MP3 Charles Gallagher - Sooner Than Later Again
Pop-Rock combining elements of the Beatles, Pink Floyd, Oasis and Green Day. Compelling story songs with strong melodic hooks.
10 MP3 Songs in this album (33:30) !
Related styles: ROCK: Adult Alternative Pop/Rock, POP: Power Pop
People who are interested in Pink Floyd Genesis Gavin DeGraw should consider this download.
Here are a few random notes that will help you understand the music and me. You can fill in the blanks.
Instrument Sequence: plastic toys, cardboard drum set, accordion, piano, bugle, viola (high school orchestra), guitar (senior year, much too late), 12-string guitar (favorite form of acoustic), electric guitar, recorder, harmonica, synths, trumpet, violin, bass and banjo.
Musical Obsessions: I try to get a tune out of any instrument I encounter. It is difficult to pass an instrument without playing it.
Right Brain Encounters: Ogden Nash, Edmund Lear, Mad magazine, The Justice League of America, Aristophanes, Homer, Ovid, English Romantic poets, American Transcendental poets, Impressionists, Existentialism and the accrued legacy of 6,000 years of civilization.
Left Brain Encounters: Euclid, Archimedes, Galileo, DaVinci, Copernicus, Darwin, Newton, Einstein, Sagen, Hawking, business management, project management, marketing and the accrued legacy of 6,000 years of civilization.
Musical Persona: To quote “Wind Up” as performed by Jethro Tull, “…I''d rather look around, compose a better song, cause that’s a honest measure of my worth…” I label myself a composer because I get great enjoyment from discovering a musical idea and building on it until it has enough elements to be called a song.
It is also satisfying being a producer of a song, that is, making all the decisions on instrumentation, timing, structure and effects that take a song from a melody and accompaniment into a mature, robust work. On the larger scale, being the producer for an entire CD is rewarding considering all of the decisions to be made and all the people with whom you must work. Finishing the music is about 1/3rd of the effort required to produce a CD. All of the production decisions, whether it is packaging design, manufacturing, budgeting, scheduling or marketing, are based on the music.
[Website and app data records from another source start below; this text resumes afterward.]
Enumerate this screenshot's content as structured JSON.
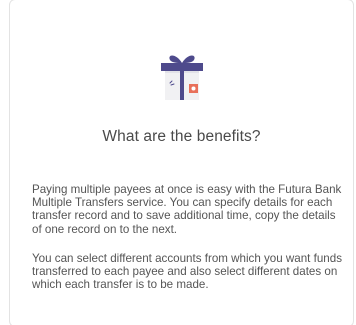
{
  "benefits": {
    "icon": "gift-icon",
    "title": "What are the benefits?",
    "paragraphs": [
      "Paying multiple payees at once is easy with the Futura Bank Multiple Transfers service. You can specify details for each transfer record and to save additional time, copy the details of one record on to the next.",
      "You can select different accounts from which you want funds transferred to each payee and also select different dates on which each transfer is to be made."
    ]
  },
  "colors": {
    "gift_ribbon": "#4e4a8c",
    "gift_accent": "#e8705a",
    "gift_box": "#f1f1f3"
  }
}
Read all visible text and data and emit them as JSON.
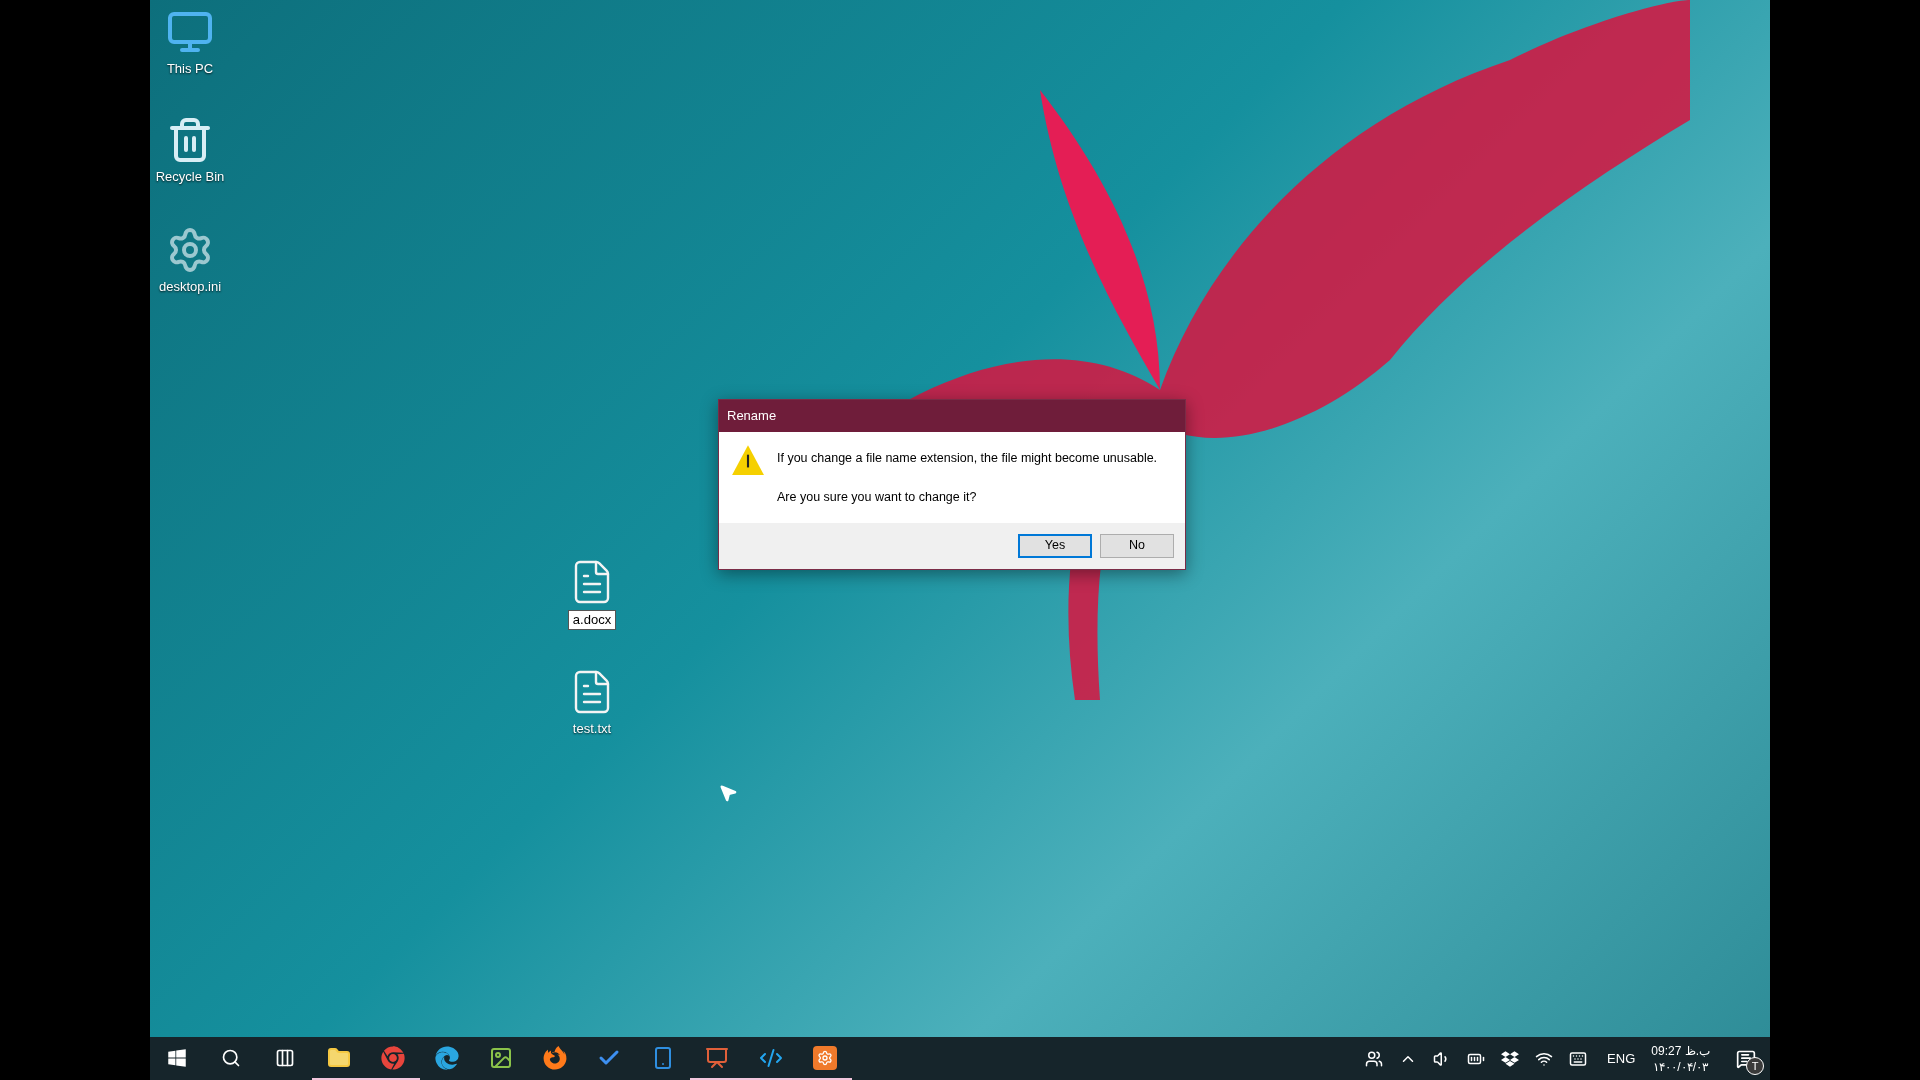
{
  "desktop_icons": [
    {
      "label": "This PC",
      "kind": "computer",
      "editing": false
    },
    {
      "label": "Recycle Bin",
      "kind": "recycle",
      "editing": false
    },
    {
      "label": "desktop.ini",
      "kind": "settings-file",
      "editing": false
    },
    {
      "label": "a.docx",
      "kind": "document",
      "editing": true
    },
    {
      "label": "test.txt",
      "kind": "document",
      "editing": false
    }
  ],
  "dialog": {
    "title": "Rename",
    "message": "If you change a file name extension, the file might become unusable.",
    "question": "Are you sure you want to change it?",
    "buttons": [
      {
        "label": "Yes",
        "default": true
      },
      {
        "label": "No",
        "default": false
      }
    ]
  },
  "taskbar": {
    "apps": [
      {
        "kind": "start",
        "running": false
      },
      {
        "kind": "search",
        "running": false
      },
      {
        "kind": "task-view",
        "running": false
      },
      {
        "kind": "explorer",
        "running": true
      },
      {
        "kind": "chrome",
        "running": true
      },
      {
        "kind": "edge",
        "running": false
      },
      {
        "kind": "image-editor",
        "running": false
      },
      {
        "kind": "firefox",
        "running": false
      },
      {
        "kind": "todo",
        "running": false
      },
      {
        "kind": "phone",
        "running": false
      },
      {
        "kind": "slides",
        "running": true
      },
      {
        "kind": "vscode",
        "running": true
      },
      {
        "kind": "xampp",
        "running": true
      }
    ],
    "tray": [
      {
        "kind": "people"
      },
      {
        "kind": "chevron"
      },
      {
        "kind": "volume"
      },
      {
        "kind": "battery"
      },
      {
        "kind": "dropbox"
      },
      {
        "kind": "wifi"
      },
      {
        "kind": "keyboard"
      }
    ],
    "language": "ENG",
    "time": "09:27 ب.ظ",
    "date": "۱۴۰۰/۰۴/۰۳",
    "notification_badge": "T"
  }
}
Although I write mostly instrumentals in many styles, I occasionally put on the singer/songwriter hat because that''s the easiest way to get my songs recorded and out to listeners.
SOONER THAN LATER AGAIN really deserves a comma to make it Sooner Than Later, Again because it is a re-issue of Sooner Than Later that I produced in 2006. STL is a proof of concept project to answer the questions: can I write, record, mix, and master songs, have them replicated, design the packaging and market it successfully? The answers are mostly “Yes”. (If you had bought multiple copies of STA, then the last answer would be “yes” too!) Fortunately, digital distribution and ala carte downloading encouraged me to do STLA.
STA stands by itself because it contains the original versions of the songs. The arrangements and instrument voices changed a little on STLA. It also contains two more songs than STLA that I saved for a more appropriate release. The song “Where Are You?” is original here but partially re-written for STLA. You might consider STL the officially produced “basement tape” of STLA.
STLA benefits from having been born in the studio. Recording, mixing, and mastering were done by an experienced engineer. Live drums and bass were used instead of their synthesized counterparts to add authenticity and vibrancy to the songs. Timing, song list and song sequence were changed to make the CD more cohesive.
Since the songs are here on CD Baby for you to listen to, I’ll let you decide who I sound like. I’ll just say that STLA is a Pop-Rock CD that is influenced by classic, top-40 rock and has elements from contemporary artists. Each song has a strong melodic hook in it that will have you wondering what it is you are humming!
(SOAP BOX ISSUE: Please buy entire CDs. Not just mine; but, all artists. Here’s why. Most artists believe in the songs they put on a CD and don’t add songs just for filler. They’re there for a reason, maybe even a concept. Think of all the good songs that you would NOT have heard if you had not bought the CD. The radio rarely or never plays deep cuts. You discovered those songs because they appeared before or after your fave cuts on the CD. They took time to grow on you; something you don’t get when you audition an ala carte list. So if you like several songs on a CD, take the leap, buy the CD and discover the other song’s merit. (The diff in cost is minimal!)
Artists, reward your listeners for buying the CD by including a poster in your packaging. Put a banner on the CD cover telling them there is a freebie inside. A poster could be a full-page photo of the band or a collage of photos and info. Be creative, and rewarding, with your packaging.
I now relinquish the floor to the Honorable....)